:: Task instructions ::
Copy every line that holds the string "JSON" from the data below.

━━ Input ━━

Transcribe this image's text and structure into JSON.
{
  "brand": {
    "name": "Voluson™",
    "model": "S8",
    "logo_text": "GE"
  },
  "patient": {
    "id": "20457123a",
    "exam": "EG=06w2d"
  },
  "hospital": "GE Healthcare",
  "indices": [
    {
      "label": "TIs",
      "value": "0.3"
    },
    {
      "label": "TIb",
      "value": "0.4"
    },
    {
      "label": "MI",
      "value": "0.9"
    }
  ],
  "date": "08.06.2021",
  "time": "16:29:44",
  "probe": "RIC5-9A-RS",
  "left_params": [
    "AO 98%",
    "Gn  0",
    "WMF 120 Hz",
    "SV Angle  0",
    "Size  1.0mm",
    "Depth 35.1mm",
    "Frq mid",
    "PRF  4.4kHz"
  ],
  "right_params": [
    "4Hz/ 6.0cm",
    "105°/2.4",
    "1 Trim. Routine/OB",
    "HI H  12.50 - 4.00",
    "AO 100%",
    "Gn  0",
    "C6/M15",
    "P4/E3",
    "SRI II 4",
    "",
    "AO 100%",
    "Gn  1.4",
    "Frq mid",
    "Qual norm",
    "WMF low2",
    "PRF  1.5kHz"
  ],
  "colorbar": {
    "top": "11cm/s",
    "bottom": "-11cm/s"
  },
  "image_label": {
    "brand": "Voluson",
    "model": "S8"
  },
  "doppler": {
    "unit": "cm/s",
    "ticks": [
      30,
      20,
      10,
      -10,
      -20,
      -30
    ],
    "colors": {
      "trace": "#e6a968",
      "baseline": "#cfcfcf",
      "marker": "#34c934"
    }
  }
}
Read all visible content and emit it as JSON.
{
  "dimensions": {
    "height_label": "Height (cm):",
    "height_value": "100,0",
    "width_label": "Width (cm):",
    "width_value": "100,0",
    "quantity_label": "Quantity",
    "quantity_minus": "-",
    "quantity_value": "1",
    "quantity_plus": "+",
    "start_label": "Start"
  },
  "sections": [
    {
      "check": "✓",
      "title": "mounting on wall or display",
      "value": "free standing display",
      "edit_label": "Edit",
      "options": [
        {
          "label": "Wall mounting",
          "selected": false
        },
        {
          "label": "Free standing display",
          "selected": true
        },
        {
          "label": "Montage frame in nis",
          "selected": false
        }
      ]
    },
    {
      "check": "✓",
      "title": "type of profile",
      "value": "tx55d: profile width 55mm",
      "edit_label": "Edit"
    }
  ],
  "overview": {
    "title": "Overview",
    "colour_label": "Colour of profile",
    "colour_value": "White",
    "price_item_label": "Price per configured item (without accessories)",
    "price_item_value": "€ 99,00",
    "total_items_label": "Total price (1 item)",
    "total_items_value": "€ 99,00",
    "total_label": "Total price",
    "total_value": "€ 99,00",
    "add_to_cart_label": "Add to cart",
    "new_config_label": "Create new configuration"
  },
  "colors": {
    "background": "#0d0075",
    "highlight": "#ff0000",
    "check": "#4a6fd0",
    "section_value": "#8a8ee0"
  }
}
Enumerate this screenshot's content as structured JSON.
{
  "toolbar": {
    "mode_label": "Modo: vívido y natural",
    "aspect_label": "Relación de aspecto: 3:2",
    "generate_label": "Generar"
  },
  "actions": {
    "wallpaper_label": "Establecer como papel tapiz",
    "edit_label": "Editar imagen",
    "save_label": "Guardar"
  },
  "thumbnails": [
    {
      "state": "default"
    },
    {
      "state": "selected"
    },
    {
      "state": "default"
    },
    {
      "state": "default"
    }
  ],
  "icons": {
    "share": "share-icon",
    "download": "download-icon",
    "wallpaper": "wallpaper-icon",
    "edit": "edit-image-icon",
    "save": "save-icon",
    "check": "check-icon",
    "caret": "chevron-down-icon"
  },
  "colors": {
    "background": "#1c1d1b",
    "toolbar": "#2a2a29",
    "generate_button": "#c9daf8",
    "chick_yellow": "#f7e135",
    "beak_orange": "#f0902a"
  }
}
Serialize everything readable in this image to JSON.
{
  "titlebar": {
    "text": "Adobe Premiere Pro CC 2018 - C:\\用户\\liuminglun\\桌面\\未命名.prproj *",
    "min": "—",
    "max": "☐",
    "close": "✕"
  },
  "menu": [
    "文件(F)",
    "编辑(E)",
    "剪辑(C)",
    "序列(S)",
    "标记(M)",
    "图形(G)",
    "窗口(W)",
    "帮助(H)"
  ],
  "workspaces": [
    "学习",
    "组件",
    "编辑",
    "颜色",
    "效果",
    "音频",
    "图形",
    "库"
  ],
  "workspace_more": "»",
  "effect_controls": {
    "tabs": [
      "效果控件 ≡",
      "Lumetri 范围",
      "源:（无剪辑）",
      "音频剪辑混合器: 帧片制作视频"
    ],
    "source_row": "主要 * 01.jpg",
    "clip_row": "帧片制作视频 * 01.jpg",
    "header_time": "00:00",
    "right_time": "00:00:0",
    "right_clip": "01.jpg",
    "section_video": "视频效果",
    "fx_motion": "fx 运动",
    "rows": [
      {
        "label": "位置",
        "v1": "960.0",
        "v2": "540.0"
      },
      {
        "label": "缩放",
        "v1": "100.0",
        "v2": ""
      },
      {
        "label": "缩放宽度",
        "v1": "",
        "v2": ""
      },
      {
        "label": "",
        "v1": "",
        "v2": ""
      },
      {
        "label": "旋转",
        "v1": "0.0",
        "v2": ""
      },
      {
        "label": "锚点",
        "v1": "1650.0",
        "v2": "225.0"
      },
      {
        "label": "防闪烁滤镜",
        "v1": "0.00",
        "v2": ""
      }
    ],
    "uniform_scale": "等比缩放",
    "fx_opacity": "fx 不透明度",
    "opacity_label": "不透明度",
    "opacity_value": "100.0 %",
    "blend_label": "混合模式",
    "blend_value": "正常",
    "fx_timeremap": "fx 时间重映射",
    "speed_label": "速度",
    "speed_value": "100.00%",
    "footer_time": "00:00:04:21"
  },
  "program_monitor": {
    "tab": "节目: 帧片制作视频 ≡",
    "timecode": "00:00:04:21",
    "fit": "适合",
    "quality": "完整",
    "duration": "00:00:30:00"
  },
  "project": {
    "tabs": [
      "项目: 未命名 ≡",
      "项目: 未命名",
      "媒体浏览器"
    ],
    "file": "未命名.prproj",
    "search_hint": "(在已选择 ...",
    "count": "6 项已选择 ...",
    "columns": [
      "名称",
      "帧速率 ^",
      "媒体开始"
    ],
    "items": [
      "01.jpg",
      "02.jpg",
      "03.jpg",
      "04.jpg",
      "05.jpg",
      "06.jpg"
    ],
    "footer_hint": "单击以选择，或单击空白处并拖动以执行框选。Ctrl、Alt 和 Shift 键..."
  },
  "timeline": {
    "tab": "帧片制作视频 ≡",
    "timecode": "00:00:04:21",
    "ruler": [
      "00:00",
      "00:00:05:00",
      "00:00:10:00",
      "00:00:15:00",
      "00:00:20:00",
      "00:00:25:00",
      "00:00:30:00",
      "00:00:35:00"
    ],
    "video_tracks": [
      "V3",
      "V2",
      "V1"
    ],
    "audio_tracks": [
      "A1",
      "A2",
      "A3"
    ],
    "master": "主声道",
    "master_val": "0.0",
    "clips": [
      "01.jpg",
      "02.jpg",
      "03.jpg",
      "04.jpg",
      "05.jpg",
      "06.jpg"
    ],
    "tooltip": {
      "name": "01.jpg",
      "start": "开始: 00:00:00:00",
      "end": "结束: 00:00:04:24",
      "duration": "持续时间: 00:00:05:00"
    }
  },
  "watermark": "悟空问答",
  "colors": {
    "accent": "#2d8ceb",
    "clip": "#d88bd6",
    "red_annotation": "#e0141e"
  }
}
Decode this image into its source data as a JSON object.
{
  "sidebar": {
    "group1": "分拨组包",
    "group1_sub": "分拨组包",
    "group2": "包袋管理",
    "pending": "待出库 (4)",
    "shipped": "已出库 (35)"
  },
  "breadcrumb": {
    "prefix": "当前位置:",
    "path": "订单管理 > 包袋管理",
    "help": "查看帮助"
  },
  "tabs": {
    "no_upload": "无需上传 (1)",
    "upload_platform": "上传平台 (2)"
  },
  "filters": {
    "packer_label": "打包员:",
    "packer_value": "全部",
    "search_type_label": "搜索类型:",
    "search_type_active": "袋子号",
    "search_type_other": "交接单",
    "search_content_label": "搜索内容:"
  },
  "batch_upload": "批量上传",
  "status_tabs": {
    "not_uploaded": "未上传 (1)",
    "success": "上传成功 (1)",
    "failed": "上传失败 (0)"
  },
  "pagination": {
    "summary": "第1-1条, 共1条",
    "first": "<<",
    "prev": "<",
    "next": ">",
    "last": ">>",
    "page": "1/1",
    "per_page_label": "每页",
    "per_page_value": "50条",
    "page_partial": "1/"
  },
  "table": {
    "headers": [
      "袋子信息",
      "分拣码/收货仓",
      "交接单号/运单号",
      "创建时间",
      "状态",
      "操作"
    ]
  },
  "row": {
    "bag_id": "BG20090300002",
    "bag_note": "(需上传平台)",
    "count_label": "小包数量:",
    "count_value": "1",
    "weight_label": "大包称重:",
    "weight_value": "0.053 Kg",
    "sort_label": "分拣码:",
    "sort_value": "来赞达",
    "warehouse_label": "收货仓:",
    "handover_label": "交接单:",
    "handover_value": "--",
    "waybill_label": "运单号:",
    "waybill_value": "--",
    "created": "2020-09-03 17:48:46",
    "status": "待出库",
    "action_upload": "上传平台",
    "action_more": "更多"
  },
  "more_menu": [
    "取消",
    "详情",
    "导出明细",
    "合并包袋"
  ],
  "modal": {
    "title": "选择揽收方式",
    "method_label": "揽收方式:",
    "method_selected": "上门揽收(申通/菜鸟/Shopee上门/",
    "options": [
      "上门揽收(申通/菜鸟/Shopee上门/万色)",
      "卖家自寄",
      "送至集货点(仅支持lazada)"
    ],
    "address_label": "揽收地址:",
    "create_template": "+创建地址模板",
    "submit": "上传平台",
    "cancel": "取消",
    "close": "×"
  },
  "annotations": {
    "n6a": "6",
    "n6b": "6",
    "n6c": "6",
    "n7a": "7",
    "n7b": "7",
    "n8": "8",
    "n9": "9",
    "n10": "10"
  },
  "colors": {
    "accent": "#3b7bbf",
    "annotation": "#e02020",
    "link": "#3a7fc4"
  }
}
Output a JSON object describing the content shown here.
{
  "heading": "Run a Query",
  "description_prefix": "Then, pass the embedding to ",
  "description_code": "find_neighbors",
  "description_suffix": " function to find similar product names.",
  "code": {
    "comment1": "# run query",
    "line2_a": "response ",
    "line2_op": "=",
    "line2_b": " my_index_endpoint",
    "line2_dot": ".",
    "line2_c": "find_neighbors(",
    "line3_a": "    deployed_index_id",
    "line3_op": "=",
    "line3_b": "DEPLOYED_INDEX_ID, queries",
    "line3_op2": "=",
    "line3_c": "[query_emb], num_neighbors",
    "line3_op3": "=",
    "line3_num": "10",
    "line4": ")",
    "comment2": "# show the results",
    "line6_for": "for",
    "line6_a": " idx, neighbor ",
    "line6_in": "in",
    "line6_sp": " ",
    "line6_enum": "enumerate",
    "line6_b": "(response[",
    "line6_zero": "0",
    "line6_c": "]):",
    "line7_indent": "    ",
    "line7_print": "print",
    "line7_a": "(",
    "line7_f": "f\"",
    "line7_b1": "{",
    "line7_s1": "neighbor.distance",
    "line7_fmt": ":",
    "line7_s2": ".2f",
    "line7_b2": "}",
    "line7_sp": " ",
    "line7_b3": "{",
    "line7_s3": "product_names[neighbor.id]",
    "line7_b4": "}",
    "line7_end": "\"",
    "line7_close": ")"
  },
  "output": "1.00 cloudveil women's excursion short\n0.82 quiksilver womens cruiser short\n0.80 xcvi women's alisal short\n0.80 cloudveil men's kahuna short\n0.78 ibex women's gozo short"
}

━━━

:: Answer for the task ::
Transcribe this image's text and structure into JSON.
Read all visible content and emit it as JSON.
Enumerate this screenshot's content as structured JSON.
Serialize everything readable in this image to JSON.
Decode this image into its source data as a JSON object.
Output a JSON object describing the content shown here.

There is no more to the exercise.